### Task brief
Provide the number of lines below containing the word "title", without any other words.

### Supplied material
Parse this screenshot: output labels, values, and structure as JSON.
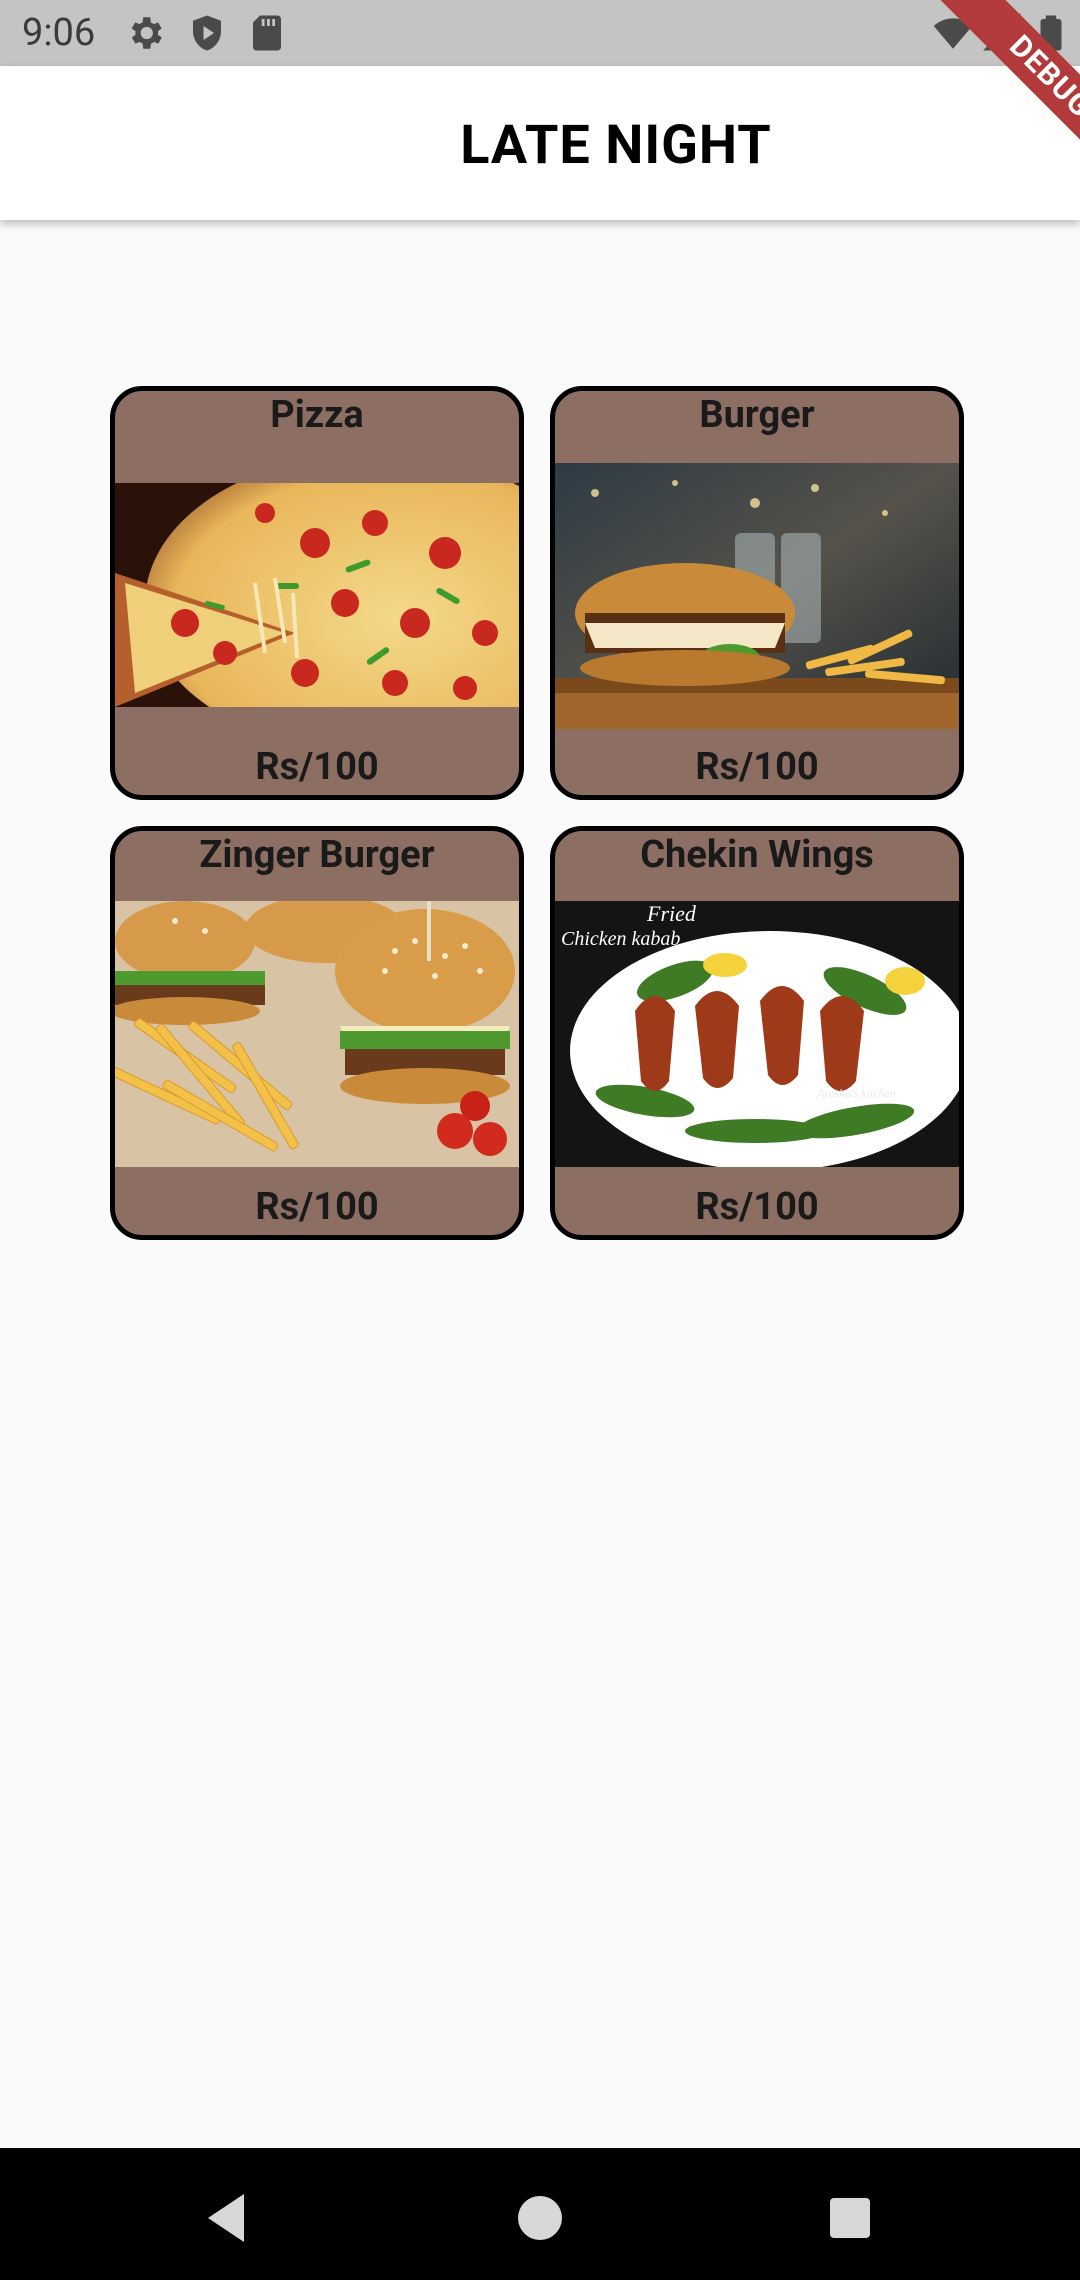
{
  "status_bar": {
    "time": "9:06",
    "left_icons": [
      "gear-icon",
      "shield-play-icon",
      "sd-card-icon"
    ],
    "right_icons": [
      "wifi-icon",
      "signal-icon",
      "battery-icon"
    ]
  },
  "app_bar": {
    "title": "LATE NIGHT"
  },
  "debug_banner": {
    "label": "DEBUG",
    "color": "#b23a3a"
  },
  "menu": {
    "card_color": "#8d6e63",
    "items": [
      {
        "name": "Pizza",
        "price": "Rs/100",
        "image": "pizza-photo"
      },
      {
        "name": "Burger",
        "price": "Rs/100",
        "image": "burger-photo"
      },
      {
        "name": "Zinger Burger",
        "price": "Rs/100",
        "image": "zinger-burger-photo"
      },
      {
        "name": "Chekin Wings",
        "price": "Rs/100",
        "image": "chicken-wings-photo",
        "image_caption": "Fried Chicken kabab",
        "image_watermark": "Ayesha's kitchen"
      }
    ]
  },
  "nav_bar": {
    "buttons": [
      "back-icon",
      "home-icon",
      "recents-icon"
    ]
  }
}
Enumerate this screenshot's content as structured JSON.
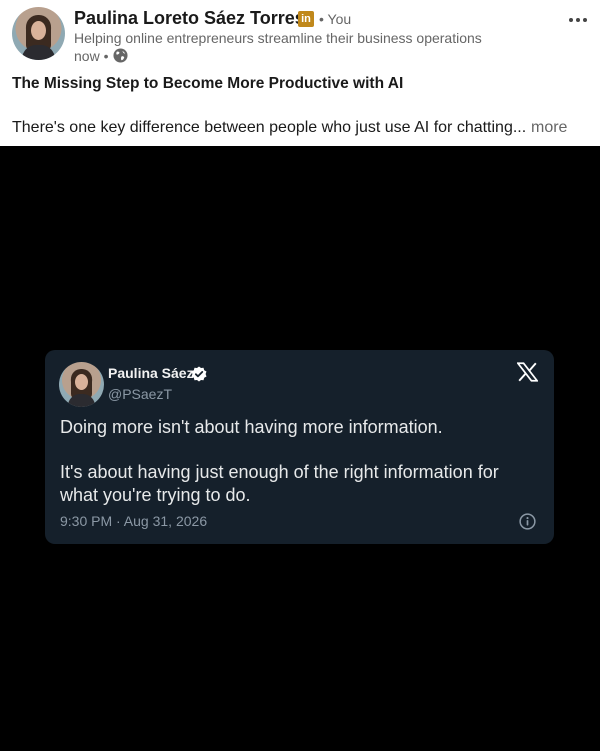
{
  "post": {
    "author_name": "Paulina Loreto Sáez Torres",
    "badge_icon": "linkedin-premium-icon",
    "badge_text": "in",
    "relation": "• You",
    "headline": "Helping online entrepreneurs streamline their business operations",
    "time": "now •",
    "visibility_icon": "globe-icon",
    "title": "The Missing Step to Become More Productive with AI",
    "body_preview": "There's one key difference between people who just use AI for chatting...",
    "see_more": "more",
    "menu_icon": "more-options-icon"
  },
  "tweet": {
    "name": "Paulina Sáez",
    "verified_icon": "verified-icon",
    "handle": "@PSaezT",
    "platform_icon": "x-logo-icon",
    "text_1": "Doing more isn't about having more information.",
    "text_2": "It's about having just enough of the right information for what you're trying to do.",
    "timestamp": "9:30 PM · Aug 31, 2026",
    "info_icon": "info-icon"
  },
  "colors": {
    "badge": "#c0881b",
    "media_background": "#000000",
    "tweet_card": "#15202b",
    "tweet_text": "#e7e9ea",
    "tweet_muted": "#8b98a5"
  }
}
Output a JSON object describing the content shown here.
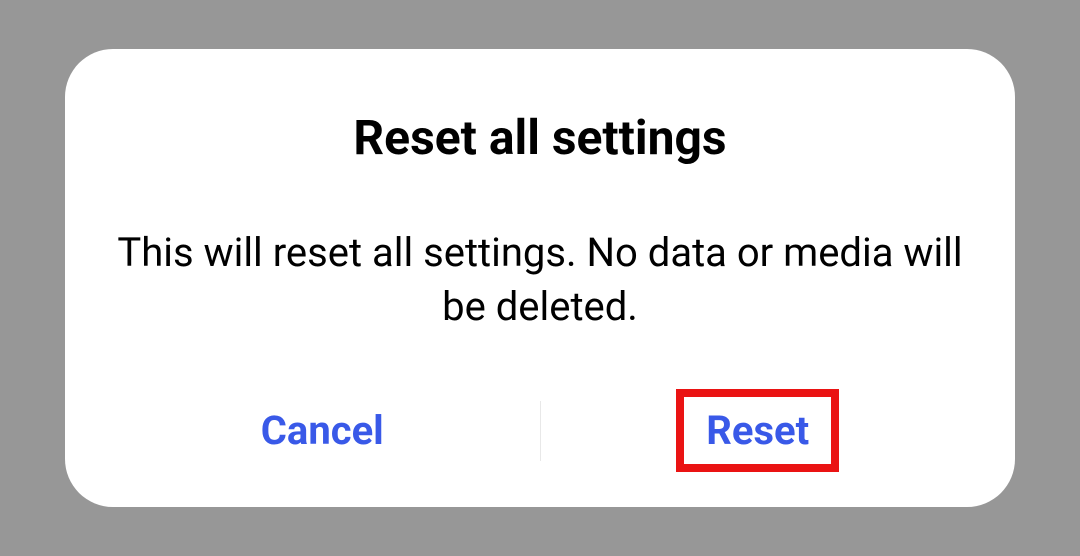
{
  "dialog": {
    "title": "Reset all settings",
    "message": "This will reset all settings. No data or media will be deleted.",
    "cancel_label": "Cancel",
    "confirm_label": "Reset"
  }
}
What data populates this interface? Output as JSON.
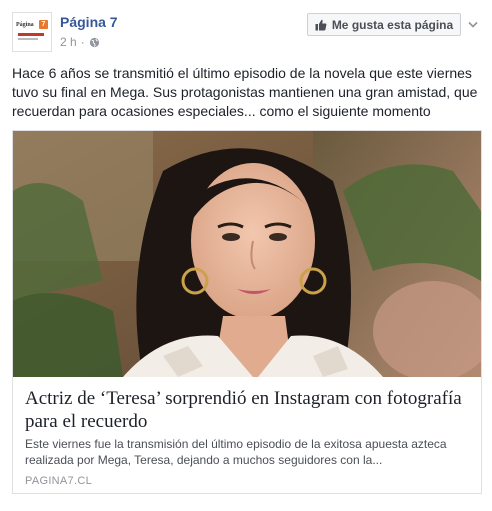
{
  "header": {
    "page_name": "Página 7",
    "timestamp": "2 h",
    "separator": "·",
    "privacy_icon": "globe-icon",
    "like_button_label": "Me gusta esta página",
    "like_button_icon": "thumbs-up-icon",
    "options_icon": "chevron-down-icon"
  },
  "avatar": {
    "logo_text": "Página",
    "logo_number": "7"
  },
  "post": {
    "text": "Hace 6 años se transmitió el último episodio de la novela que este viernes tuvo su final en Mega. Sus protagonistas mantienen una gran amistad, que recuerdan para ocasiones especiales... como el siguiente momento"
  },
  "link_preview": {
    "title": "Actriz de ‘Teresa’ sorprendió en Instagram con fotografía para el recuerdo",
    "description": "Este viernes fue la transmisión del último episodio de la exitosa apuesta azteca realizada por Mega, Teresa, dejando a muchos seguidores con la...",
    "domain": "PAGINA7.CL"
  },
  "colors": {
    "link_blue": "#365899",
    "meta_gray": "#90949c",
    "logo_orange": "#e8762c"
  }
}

### Solution to this task
4